Transportation Fuels and the Greenhouse Effect
DeLuchi, Mark A., Robert A. Johnston, Daniel Sperling (1988) Transportation Fuels and the Greenhouse Effect. Transportation Research Record (1175), 33 - 43

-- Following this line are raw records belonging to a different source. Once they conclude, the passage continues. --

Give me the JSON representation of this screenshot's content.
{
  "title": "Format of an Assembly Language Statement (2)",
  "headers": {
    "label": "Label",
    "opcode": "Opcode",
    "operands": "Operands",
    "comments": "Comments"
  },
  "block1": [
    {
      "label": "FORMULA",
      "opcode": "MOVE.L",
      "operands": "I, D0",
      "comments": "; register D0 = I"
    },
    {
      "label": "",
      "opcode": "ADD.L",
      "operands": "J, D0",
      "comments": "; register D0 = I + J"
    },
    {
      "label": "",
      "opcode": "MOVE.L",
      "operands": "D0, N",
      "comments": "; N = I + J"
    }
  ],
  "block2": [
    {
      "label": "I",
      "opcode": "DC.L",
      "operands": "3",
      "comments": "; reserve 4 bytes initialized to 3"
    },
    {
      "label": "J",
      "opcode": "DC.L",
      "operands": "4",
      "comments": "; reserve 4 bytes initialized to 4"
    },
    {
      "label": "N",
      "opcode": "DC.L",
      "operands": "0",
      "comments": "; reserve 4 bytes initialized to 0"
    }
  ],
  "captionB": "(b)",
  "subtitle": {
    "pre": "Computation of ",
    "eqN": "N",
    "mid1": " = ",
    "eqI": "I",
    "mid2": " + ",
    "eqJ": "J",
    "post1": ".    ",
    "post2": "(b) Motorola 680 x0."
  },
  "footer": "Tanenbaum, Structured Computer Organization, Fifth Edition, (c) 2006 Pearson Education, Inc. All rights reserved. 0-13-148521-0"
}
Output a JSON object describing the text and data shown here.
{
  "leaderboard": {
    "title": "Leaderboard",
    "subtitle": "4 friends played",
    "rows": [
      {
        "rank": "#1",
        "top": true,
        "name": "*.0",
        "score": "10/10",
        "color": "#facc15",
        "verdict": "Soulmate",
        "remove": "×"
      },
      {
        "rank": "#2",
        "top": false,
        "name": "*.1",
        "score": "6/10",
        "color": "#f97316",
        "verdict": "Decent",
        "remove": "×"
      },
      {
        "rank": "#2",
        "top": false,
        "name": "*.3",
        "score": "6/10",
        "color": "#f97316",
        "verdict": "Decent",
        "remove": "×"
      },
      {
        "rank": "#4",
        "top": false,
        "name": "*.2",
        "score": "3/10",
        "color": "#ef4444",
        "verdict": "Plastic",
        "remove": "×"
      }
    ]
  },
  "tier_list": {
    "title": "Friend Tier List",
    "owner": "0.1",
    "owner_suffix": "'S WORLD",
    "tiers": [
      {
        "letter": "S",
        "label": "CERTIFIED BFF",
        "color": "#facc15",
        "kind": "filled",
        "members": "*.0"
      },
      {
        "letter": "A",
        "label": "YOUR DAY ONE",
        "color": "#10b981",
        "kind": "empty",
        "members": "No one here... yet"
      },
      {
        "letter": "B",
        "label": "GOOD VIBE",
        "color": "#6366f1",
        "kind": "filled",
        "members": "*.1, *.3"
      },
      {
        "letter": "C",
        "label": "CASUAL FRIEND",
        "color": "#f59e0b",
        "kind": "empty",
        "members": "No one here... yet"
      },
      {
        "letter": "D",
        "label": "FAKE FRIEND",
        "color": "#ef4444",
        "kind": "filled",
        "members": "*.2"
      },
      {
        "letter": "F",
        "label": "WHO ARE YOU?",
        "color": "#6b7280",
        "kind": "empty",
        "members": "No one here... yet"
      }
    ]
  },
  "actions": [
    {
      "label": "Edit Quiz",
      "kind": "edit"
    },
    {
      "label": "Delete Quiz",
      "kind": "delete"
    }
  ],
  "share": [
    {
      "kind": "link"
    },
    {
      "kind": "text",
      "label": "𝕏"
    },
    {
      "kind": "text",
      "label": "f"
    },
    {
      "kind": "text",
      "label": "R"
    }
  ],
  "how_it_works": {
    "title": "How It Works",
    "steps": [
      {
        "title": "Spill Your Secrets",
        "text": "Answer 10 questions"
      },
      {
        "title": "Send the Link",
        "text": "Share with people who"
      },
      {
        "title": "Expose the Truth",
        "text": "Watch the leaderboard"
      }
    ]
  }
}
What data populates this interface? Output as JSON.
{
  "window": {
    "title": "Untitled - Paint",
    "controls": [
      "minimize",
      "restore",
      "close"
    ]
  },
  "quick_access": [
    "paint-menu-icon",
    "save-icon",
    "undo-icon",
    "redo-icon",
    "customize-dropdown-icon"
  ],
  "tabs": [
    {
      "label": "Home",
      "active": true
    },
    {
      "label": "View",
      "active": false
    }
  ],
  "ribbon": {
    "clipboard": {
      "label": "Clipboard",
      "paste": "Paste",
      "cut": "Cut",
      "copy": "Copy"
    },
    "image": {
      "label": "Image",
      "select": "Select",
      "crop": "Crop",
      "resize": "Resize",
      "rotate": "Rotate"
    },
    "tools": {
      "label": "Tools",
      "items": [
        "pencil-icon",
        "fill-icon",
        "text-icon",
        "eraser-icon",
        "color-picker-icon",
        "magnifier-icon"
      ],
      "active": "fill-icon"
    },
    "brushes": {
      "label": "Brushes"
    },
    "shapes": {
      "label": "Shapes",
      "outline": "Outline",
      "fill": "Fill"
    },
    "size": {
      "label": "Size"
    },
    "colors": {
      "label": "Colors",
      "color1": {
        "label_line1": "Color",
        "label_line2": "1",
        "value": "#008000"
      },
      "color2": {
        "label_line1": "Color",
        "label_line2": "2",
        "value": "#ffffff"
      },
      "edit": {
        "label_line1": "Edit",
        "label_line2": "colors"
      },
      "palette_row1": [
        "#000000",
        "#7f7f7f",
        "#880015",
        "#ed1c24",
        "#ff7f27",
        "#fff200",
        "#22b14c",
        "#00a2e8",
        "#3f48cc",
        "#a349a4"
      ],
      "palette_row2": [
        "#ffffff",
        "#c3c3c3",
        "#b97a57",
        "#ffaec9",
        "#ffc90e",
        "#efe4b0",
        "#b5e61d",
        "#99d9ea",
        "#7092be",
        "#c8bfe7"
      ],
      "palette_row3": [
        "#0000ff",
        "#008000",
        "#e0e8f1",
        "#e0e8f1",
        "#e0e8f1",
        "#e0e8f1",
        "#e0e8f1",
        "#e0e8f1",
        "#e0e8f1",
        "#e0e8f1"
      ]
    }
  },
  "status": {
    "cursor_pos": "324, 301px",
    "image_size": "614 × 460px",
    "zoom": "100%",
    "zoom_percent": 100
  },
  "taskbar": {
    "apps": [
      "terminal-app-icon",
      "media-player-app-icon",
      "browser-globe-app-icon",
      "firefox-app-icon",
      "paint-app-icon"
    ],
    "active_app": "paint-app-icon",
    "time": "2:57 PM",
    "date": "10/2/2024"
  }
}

Continued emissions of CO2 and other "greenhouse" gases are expected to cause substantial global warming with adverse consequences for agriculture and coastal cities, yet emission of greenhouse gases has not been a criterion in evaluation of alternative transportation fuels. In this paper are evaluated emissions of CO2, CH4, N2O, and other greenhouse gases from the use of gasoline and diesel fuel, electricity, methanol, natural gas, and hydrogen in highway vehicles. Emissions from initial resource extraction to end use are estimated. It Is found that the use of coal to make any highway fuel would substantially accelerate greenhouse warming relative to the base-case use of petroleum. The use of natural gas as a feedstock would result in a small reduction. Significant reductions in emissions of greenhouse gases can be achieved only by greatly increasing vehicle efficiency or by using biofuels, electrolytic hydrogen, or nonfossil-fuel-based electricity as the fuel feedstock. Emissions of gases other than CO2 are likely to contribute appreciably to the warming, but better data are needed. Full social-cost pricing of fuels and increased research and development on sustainable, environmentally sound fuels are recommended.